Dataset rows for apps and sites

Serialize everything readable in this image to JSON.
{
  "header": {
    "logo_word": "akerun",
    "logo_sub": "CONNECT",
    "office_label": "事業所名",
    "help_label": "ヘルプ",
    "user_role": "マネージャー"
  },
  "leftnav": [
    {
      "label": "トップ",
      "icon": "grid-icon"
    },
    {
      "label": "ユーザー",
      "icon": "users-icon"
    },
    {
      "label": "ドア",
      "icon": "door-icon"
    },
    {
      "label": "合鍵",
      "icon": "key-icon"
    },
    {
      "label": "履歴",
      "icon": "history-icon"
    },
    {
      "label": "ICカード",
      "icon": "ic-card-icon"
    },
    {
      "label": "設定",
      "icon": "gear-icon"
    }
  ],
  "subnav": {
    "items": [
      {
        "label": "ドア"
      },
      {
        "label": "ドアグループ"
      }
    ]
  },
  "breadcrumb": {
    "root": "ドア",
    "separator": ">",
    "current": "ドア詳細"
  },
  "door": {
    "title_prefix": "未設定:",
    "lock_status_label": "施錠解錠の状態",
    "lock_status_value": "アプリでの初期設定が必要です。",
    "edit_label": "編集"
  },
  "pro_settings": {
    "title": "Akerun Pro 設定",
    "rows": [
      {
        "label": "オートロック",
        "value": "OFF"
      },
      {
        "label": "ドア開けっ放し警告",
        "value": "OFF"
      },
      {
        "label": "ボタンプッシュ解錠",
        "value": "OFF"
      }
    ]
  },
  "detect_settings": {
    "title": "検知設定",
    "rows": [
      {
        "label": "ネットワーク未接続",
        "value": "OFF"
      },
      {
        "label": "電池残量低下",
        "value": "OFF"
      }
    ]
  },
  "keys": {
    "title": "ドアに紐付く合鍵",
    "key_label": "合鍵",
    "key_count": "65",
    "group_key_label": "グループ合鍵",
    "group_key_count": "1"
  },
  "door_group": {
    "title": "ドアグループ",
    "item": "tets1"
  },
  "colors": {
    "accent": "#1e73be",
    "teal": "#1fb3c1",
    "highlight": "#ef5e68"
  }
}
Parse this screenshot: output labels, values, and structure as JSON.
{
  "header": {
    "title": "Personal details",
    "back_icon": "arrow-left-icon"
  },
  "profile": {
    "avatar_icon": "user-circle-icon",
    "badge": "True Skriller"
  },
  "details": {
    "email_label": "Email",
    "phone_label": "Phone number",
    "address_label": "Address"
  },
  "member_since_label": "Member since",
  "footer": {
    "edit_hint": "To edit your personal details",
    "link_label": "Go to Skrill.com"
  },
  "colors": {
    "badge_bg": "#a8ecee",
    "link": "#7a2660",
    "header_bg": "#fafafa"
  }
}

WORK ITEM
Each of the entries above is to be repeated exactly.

EXPECTED OUTPUT
Serialize everything readable in this image to JSON.
{
  "header": {
    "logo_word": "akerun",
    "logo_sub": "CONNECT",
    "office_label": "事業所名",
    "help_label": "ヘルプ",
    "user_role": "マネージャー"
  },
  "leftnav": [
    {
      "label": "トップ",
      "icon": "grid-icon"
    },
    {
      "label": "ユーザー",
      "icon": "users-icon"
    },
    {
      "label": "ドア",
      "icon": "door-icon"
    },
    {
      "label": "合鍵",
      "icon": "key-icon"
    },
    {
      "label": "履歴",
      "icon": "history-icon"
    },
    {
      "label": "ICカード",
      "icon": "ic-card-icon"
    },
    {
      "label": "設定",
      "icon": "gear-icon"
    }
  ],
  "subnav": {
    "items": [
      {
        "label": "ドア"
      },
      {
        "label": "ドアグループ"
      }
    ]
  },
  "breadcrumb": {
    "root": "ドア",
    "separator": ">",
    "current": "ドア詳細"
  },
  "door": {
    "title_prefix": "未設定:",
    "lock_status_label": "施錠解錠の状態",
    "lock_status_value": "アプリでの初期設定が必要です。",
    "edit_label": "編集"
  },
  "pro_settings": {
    "title": "Akerun Pro 設定",
    "rows": [
      {
        "label": "オートロック",
        "value": "OFF"
      },
      {
        "label": "ドア開けっ放し警告",
        "value": "OFF"
      },
      {
        "label": "ボタンプッシュ解錠",
        "value": "OFF"
      }
    ]
  },
  "detect_settings": {
    "title": "検知設定",
    "rows": [
      {
        "label": "ネットワーク未接続",
        "value": "OFF"
      },
      {
        "label": "電池残量低下",
        "value": "OFF"
      }
    ]
  },
  "keys": {
    "title": "ドアに紐付く合鍵",
    "key_label": "合鍵",
    "key_count": "65",
    "group_key_label": "グループ合鍵",
    "group_key_count": "1"
  },
  "door_group": {
    "title": "ドアグループ",
    "item": "tets1"
  },
  "colors": {
    "accent": "#1e73be",
    "teal": "#1fb3c1",
    "highlight": "#ef5e68"
  }
}
Parse this screenshot: output labels, values, and structure as JSON.
{
  "header": {
    "title": "Personal details",
    "back_icon": "arrow-left-icon"
  },
  "profile": {
    "avatar_icon": "user-circle-icon",
    "badge": "True Skriller"
  },
  "details": {
    "email_label": "Email",
    "phone_label": "Phone number",
    "address_label": "Address"
  },
  "member_since_label": "Member since",
  "footer": {
    "edit_hint": "To edit your personal details",
    "link_label": "Go to Skrill.com"
  },
  "colors": {
    "badge_bg": "#a8ecee",
    "link": "#7a2660",
    "header_bg": "#fafafa"
  }
}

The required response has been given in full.